5 Star Links for Friday


It’s 5-star Friday! Yay! Time for me to share some links to great online reading and/or listening.

1. Heart Condition (by Kasey Van Norman at Mentoring Moments) explains why the condition of our hearts is of greatest concern to the Lord.

2. Understanding the Unfathomable: God’s Unconditional Love (by Pastor Andreas Custer at Oakwood Community Church) reminds us how deeply God loves and encourages us to love one another.

3. The Most Needed Peer Pressure (by Wendy Alsup at Desiring God) urges us to love unconditionally when bearing with a loved one’s struggles.

4. 8 Tips for Talking to Your Kids about the Sermon (by Pastor Joe Holland) tells how little folks sitting in the pews retain more and understand more than you think they do and how we, as parents, can follow up with them after the sermon. Great tips!

5. Gaining Clarity on Women’s Roles Part 1 and Part 2 (by Leanne Popeko at CBMW) explains some key aspects of God’s lovely design for women in the church.

I pray that these words encourage and inspire you as much as they did me.

Also, may I ask a favor? I recently re-wrote my personal testimony as part of an assignment in the Bible study group I attend. The new version is much shorter and employs a very different format than the earlier version, which I posted years ago. If you would read it and perhaps leave a comment, I’d be ever so grateful to you. Just click here. Thank you!

“March on, my soul; be strong!” -Judges 5:21b

Joel Northrup is a Champion

Merriam Webster’s definition of CHAMPION: (1) warrior, fighter; (2) a militant advocate or defender; (3) one that does battle for another’s rights or honor; (4) a winner of first prize or first place in competition; also, one who shows marked superiority

I usually avoid discussing highly controversial current events here on Starlight Writer, but sometimes an event merits digging into for spiritual reasons.

Last week in Iowa, Joel Northrup, a high school sophomore, defaulted his first round match in the state wrestling tournament. He had been matched with freshman Cassy Herkelman, a girl, and he defaulted because of his faith. He doesn’t think boys and girls should compete against each other in the sport.

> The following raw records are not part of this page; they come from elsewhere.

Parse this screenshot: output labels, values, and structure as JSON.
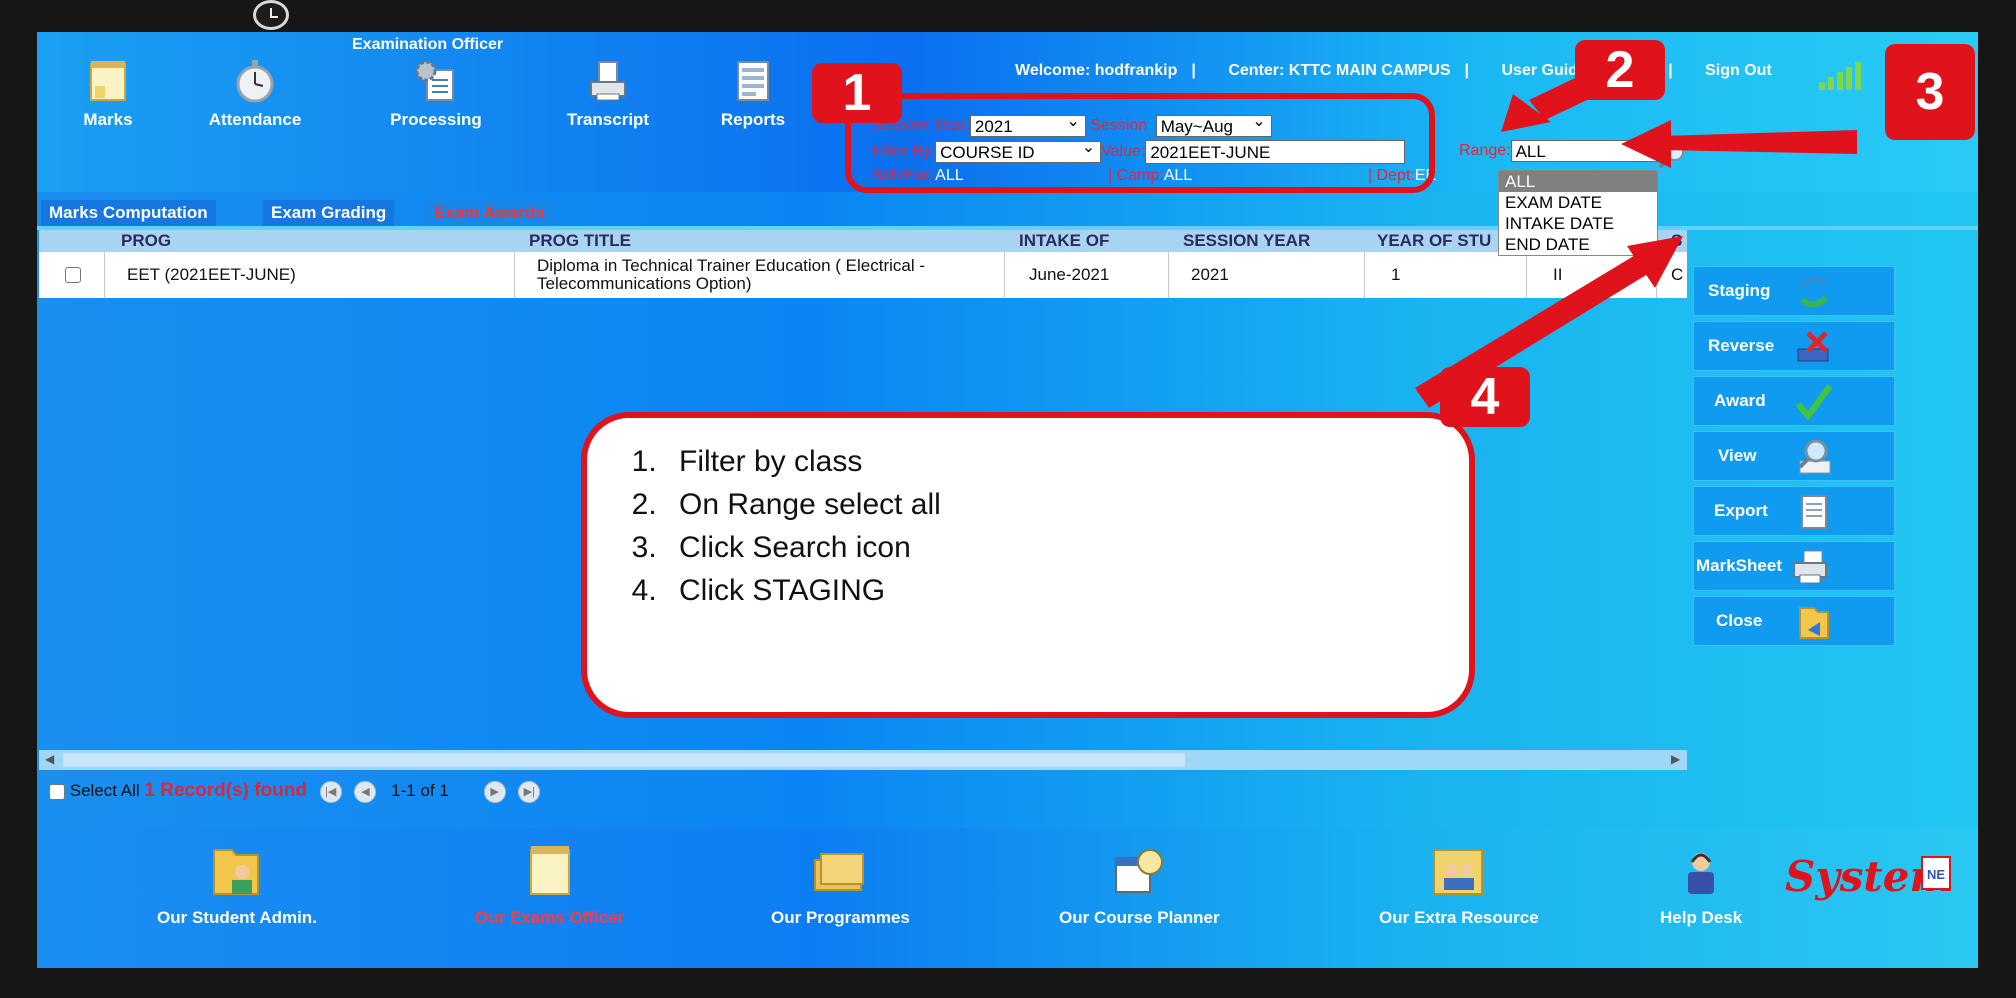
{
  "header": {
    "role_title": "Examination Officer",
    "nav": [
      {
        "label": "Marks",
        "icon": "notepad-icon"
      },
      {
        "label": "Attendance",
        "icon": "stopwatch-icon"
      },
      {
        "label": "Processing",
        "icon": "gear-document-icon"
      },
      {
        "label": "Transcript",
        "icon": "printer-document-icon"
      },
      {
        "label": "Reports",
        "icon": "report-document-icon"
      }
    ],
    "welcome": "Welcome: hodfrankip",
    "center": "Center: KTTC MAIN CAMPUS",
    "user_guide": "User Guid",
    "user_guide_tail": "t",
    "sign_out": "Sign Out"
  },
  "filters": {
    "session_year_label": "Session Year:",
    "session_year_value": "2021",
    "session_label": "Session",
    "session_value": "May~Aug",
    "filter_by_label": "Filter By:",
    "filter_by_value": "COURSE ID",
    "value_label": "Value:",
    "value_value": "2021EET-JUNE",
    "range_label": "Range:",
    "range_value": "ALL",
    "range_options": [
      "ALL",
      "EXAM DATE",
      "INTAKE DATE",
      "END DATE"
    ],
    "schfac_label": "Sch/Fac:",
    "schfac_value": "ALL",
    "camp_label": "| Camp:",
    "camp_value": "ALL",
    "dept_label": "| Dept:",
    "dept_value": "EE"
  },
  "tabs": [
    "Marks Computation",
    "Exam Grading",
    "Exam Awards"
  ],
  "table": {
    "headers": [
      "PROG",
      "PROG TITLE",
      "INTAKE OF",
      "SESSION YEAR",
      "YEAR OF STU",
      "S"
    ],
    "rows": [
      {
        "prog": "EET (2021EET-JUNE)",
        "prog_title": "Diploma in Technical Trainer Education ( Electrical - Telecommunications Option)",
        "intake_of": "June-2021",
        "session_year": "2021",
        "year_of_study": "1",
        "semester": "II",
        "extra": "C"
      }
    ]
  },
  "pager": {
    "select_all": "Select All",
    "records": "1 Record(s) found",
    "range": "1-1 of 1"
  },
  "actions": [
    {
      "label": "Staging",
      "icon": "staging-icon"
    },
    {
      "label": "Reverse",
      "icon": "reverse-icon"
    },
    {
      "label": "Award",
      "icon": "checkmark-icon"
    },
    {
      "label": "View",
      "icon": "magnifier-icon"
    },
    {
      "label": "Export",
      "icon": "export-document-icon"
    },
    {
      "label": "MarkSheet",
      "icon": "printer-icon"
    },
    {
      "label": "Close",
      "icon": "folder-exit-icon"
    }
  ],
  "footer": [
    {
      "label": "Our Student Admin.",
      "icon": "folder-user-icon"
    },
    {
      "label": "Our Exams Officer",
      "icon": "notepad-icon"
    },
    {
      "label": "Our Programmes",
      "icon": "folders-icon"
    },
    {
      "label": "Our Course Planner",
      "icon": "calendar-clock-icon"
    },
    {
      "label": "Our Extra Resource",
      "icon": "folder-users-icon"
    },
    {
      "label": "Help Desk",
      "icon": "support-person-icon"
    }
  ],
  "logo_text": "System",
  "logo_badge": "NE",
  "instructions": {
    "steps": [
      "Filter by class",
      "On Range select all",
      "Click Search icon",
      "Click STAGING"
    ],
    "badges": [
      "1",
      "2",
      "3",
      "4"
    ]
  },
  "colors": {
    "accent_red": "#e0131c",
    "tab_active": "#ff3030",
    "link_red": "#e6243a"
  }
}
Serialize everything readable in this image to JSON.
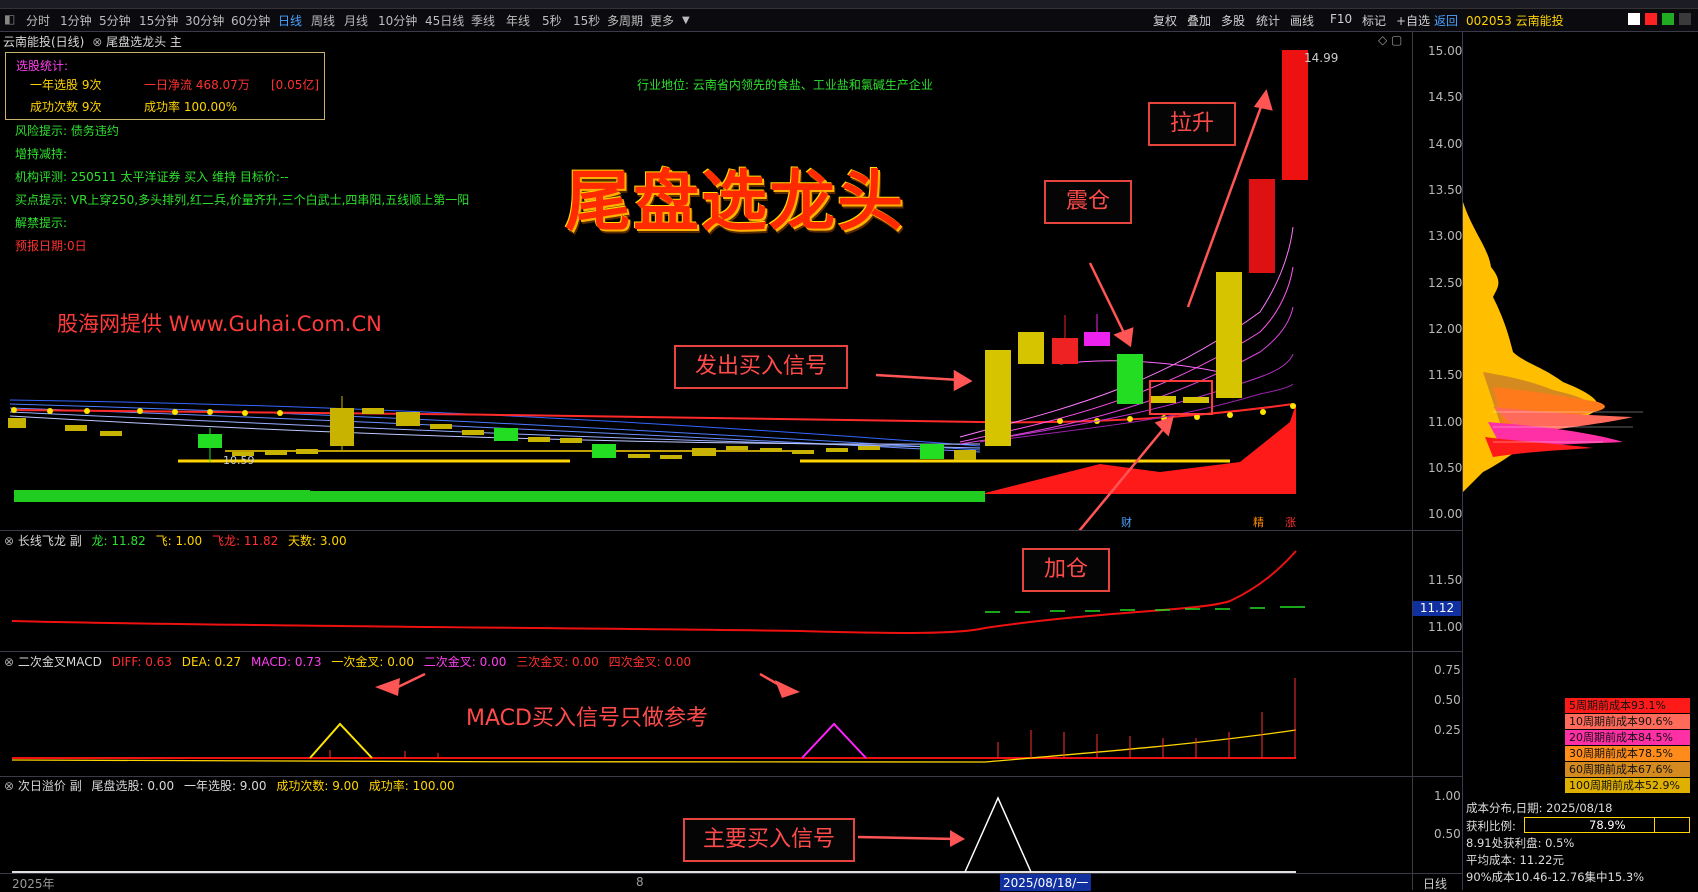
{
  "periods": [
    "分时",
    "1分钟",
    "5分钟",
    "15分钟",
    "30分钟",
    "60分钟",
    "日线",
    "周线",
    "月线",
    "10分钟",
    "45日线",
    "季线",
    "年线",
    "5秒",
    "15秒",
    "多周期",
    "更多"
  ],
  "active_period": "日线",
  "right_toolbar": [
    "复权",
    "叠加",
    "多股",
    "统计",
    "画线",
    "F10",
    "标记",
    "+自选",
    "返回"
  ],
  "stock_header": {
    "code_name": "002053 云南能投"
  },
  "main_title": {
    "stock": "云南能投(日线)",
    "indicator": "尾盘选龙头 主"
  },
  "stats": {
    "title": "选股统计:",
    "year_picks": "一年选股 9次",
    "net_inflow": "一日净流 468.07万",
    "net_inflow_yi": "[0.05亿]",
    "success_count": "成功次数 9次",
    "success_rate": "成功率 100.00%"
  },
  "info_lines": {
    "risk": "风险提示: 债务违约",
    "holding": "增持减持:",
    "rating": "机构评测: 250511 太平洋证券 买入 维持 目标价:--",
    "buypoint": "买点提示: VR上穿250,多头排列,红二兵,价量齐升,三个白武士,四串阳,五线顺上第一阳",
    "unlock": "解禁提示:",
    "report": "预报日期:0日"
  },
  "industry": "行业地位: 云南省内领先的食盐、工业盐和氯碱生产企业",
  "big_title": "尾盘选龙头",
  "watermark": "股海网提供 Www.Guhai.Com.CN",
  "annotations": {
    "lasheng": "拉升",
    "zhencang": "震仓",
    "buy_signal": "发出买入信号",
    "jiacang": "加仓",
    "macd_ref": "MACD买入信号只做参考",
    "main_buy": "主要买入信号"
  },
  "price_labels": {
    "high": "14.99",
    "low": "10.59"
  },
  "markers": {
    "cai": "财",
    "jing": "精",
    "zhang": "涨"
  },
  "main_axis": [
    "15.00",
    "14.50",
    "14.00",
    "13.50",
    "13.00",
    "12.50",
    "12.00",
    "11.50",
    "11.00",
    "10.50",
    "10.00"
  ],
  "panel2": {
    "title": "长线飞龙 副",
    "long": "龙: 11.82",
    "fly": "飞: 1.00",
    "flydragon": "飞龙: 11.82",
    "days": "天数: 3.00",
    "axis": [
      "11.50",
      "11.00"
    ],
    "current": "11.12"
  },
  "panel3": {
    "title": "二次金叉MACD",
    "diff": "DIFF: 0.63",
    "dea": "DEA: 0.27",
    "macd": "MACD: 0.73",
    "c1": "一次金叉: 0.00",
    "c2": "二次金叉: 0.00",
    "c3": "三次金叉: 0.00",
    "c4": "四次金叉: 0.00",
    "axis": [
      "0.75",
      "0.50",
      "0.25"
    ]
  },
  "panel4": {
    "title": "次日溢价 副",
    "pick": "尾盘选股: 0.00",
    "year": "一年选股: 9.00",
    "succ": "成功次数: 9.00",
    "rate": "成功率: 100.00",
    "axis": [
      "1.00",
      "0.50"
    ]
  },
  "bottom": {
    "year": "2025年",
    "month": "8",
    "date": "2025/08/18/一",
    "period": "日线"
  },
  "cost_periods": [
    {
      "label": "5周期前成本93.1%",
      "color": "#ff1a1a"
    },
    {
      "label": "10周期前成本90.6%",
      "color": "#ff6a5a"
    },
    {
      "label": "20周期前成本84.5%",
      "color": "#ff2fa6"
    },
    {
      "label": "30周期前成本78.5%",
      "color": "#ff8c1a"
    },
    {
      "label": "60周期前成本67.6%",
      "color": "#d48a1e"
    },
    {
      "label": "100周期前成本52.9%",
      "color": "#e0b000"
    }
  ],
  "cost_info": {
    "date": "成本分布,日期: 2025/08/18",
    "profit_label": "获利比例:",
    "profit_value": "78.9%",
    "profit_ratio": 0.789,
    "profit_disc": "8.91处获利盘: 0.5%",
    "avg_cost": "平均成本: 11.22元",
    "cost90": "90%成本10.46-12.76集中15.3%"
  }
}
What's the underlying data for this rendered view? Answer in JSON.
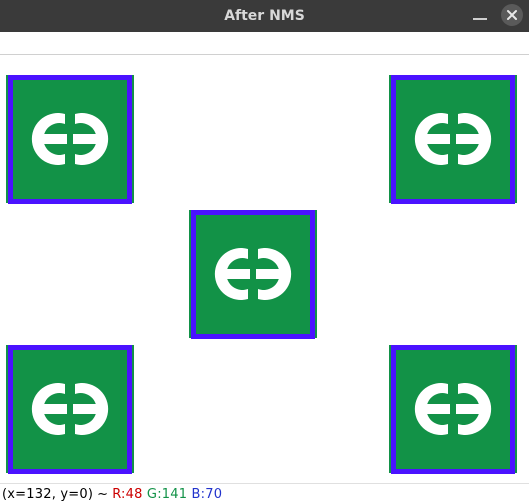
{
  "window": {
    "title": "After NMS"
  },
  "status": {
    "coord_prefix": "(x=",
    "x": "132",
    "coord_mid": ", y=",
    "y": "0",
    "coord_suffix": ")",
    "tilde": "~",
    "r_label": "R:",
    "r_val": "48",
    "g_label": "G:",
    "g_val": "141",
    "b_label": "B:",
    "b_val": "70"
  },
  "detections": [
    {
      "id": 1
    },
    {
      "id": 2
    },
    {
      "id": 3
    },
    {
      "id": 4
    },
    {
      "id": 5
    }
  ]
}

As the mother of two girls, I completely agree with Northrup. Putting high school boys and girls in this situation is entirely inappropriate, especially in a contact sport like wrestling!

I commend Northrup for doing the right thing. He did wrestle that day, though not in the flesh. Let’s not overlook the internal struggle he must have fought between doing what was honorable and biblical and doing what would possibly bring him much fame and glory in the sports world. That’s a character-building match like none other.

While Northrup forfeited the chance to advance and possibly win the state wrestling championship, he is a champion no less. He fought for another’s rights and honor that day: Cassy’s. He looked not only to his interests, but also to the interests of others. (Philippians 2:4) That shows marked superiority.

Two articles on this topic really appalled me. The first was Wrestling with Conviction by Rick Reilly of ESPN, who claims the 112-lb. Cassy is “as dainty as a forklift” and doesn’t need anyone to protect her because she “relishes the violence.” I argue that Cassy most certainly does need someone protecting her, especially when her own father repeatedly calls her his “son.” What a broken world.

Likewise, in Argument for Boy-Girl Wrestling, Caryn Rivadeneira suggests Northrup’s decision has  more to do with his cultural view of girls than his faith. She makes a very weak attempt to relate the boy-girl wrestling situation to how Jesus interacted with women. This piece makes me seriously question the integrity of Christianity Today’s blog for women.

Fortunately, a few other articles buoyed my own position on this issue. The primary one was this John Piper article “Over My Dead Body, Son,” which I read two years ago during a similar boy-girl wrestling scenario here in Minnesota. Albert Mohler’s article “Boys Wrestling Girls: A Clash of Worlds and Worldviews” is another worthwhile read, as is Betsy Hart’s “Men are Meant to Protect Women and Children.”